**EXERCISE AIM**
Which of the lines below holds the string "icon"? Copy every line that does.

**DATA PROVIDED**
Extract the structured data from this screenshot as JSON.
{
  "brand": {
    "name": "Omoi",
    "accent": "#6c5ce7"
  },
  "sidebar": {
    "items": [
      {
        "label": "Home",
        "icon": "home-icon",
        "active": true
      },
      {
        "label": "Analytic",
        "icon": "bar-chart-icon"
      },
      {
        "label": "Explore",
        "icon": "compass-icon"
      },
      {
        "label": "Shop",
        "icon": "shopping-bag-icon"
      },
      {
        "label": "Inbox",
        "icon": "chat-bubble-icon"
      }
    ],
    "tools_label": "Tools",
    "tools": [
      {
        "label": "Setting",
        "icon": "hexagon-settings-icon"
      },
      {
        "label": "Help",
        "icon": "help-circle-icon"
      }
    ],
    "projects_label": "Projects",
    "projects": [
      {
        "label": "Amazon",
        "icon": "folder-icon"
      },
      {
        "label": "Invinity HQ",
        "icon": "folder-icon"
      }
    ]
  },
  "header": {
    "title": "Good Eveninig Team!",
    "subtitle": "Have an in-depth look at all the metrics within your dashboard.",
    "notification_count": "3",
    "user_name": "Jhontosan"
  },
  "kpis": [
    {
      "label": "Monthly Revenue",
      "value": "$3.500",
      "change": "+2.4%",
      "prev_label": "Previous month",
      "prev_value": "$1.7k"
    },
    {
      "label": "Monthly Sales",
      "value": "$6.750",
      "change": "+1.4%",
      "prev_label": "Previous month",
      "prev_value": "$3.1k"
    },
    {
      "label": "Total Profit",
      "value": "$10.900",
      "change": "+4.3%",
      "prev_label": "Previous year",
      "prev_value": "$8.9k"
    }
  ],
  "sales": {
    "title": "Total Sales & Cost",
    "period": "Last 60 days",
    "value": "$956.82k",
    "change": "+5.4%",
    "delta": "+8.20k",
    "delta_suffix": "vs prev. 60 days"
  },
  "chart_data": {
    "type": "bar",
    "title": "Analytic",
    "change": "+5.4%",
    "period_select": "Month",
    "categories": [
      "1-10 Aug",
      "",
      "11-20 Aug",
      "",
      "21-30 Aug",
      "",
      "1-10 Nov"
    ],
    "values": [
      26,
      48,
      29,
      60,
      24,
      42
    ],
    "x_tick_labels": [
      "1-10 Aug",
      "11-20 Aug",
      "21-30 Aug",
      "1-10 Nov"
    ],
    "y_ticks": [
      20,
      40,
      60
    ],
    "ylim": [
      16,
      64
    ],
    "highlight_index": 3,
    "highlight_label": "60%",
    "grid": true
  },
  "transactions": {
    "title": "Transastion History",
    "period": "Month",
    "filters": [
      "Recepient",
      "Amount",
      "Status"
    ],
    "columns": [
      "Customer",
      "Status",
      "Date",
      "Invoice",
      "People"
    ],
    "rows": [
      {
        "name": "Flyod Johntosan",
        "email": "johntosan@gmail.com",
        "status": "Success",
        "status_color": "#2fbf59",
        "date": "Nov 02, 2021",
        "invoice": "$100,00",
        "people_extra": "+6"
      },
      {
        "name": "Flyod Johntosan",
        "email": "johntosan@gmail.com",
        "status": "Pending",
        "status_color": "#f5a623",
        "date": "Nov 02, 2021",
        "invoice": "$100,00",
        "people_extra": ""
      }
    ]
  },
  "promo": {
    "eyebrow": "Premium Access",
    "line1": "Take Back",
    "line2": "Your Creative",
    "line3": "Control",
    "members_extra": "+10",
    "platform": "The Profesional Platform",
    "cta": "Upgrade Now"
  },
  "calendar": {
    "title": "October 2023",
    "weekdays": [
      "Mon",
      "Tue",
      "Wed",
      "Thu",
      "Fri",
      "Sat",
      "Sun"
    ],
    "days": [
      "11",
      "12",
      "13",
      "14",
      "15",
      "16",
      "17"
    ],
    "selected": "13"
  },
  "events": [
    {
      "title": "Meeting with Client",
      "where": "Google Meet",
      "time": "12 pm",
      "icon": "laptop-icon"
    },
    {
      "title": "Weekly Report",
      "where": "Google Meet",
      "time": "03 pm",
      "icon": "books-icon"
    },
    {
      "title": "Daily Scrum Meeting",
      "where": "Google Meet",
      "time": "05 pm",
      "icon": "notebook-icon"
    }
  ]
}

**EXPECTED ANSWER**
        "icon": "home-icon",
        "icon": "bar-chart-icon"
        "icon": "compass-icon"
        "icon": "shopping-bag-icon"
        "icon": "chat-bubble-icon"
        "icon": "hexagon-settings-icon"
        "icon": "help-circle-icon"
        "icon": "folder-icon"
        "icon": "folder-icon"
      "icon": "laptop-icon"
      "icon": "books-icon"
      "icon": "notebook-icon"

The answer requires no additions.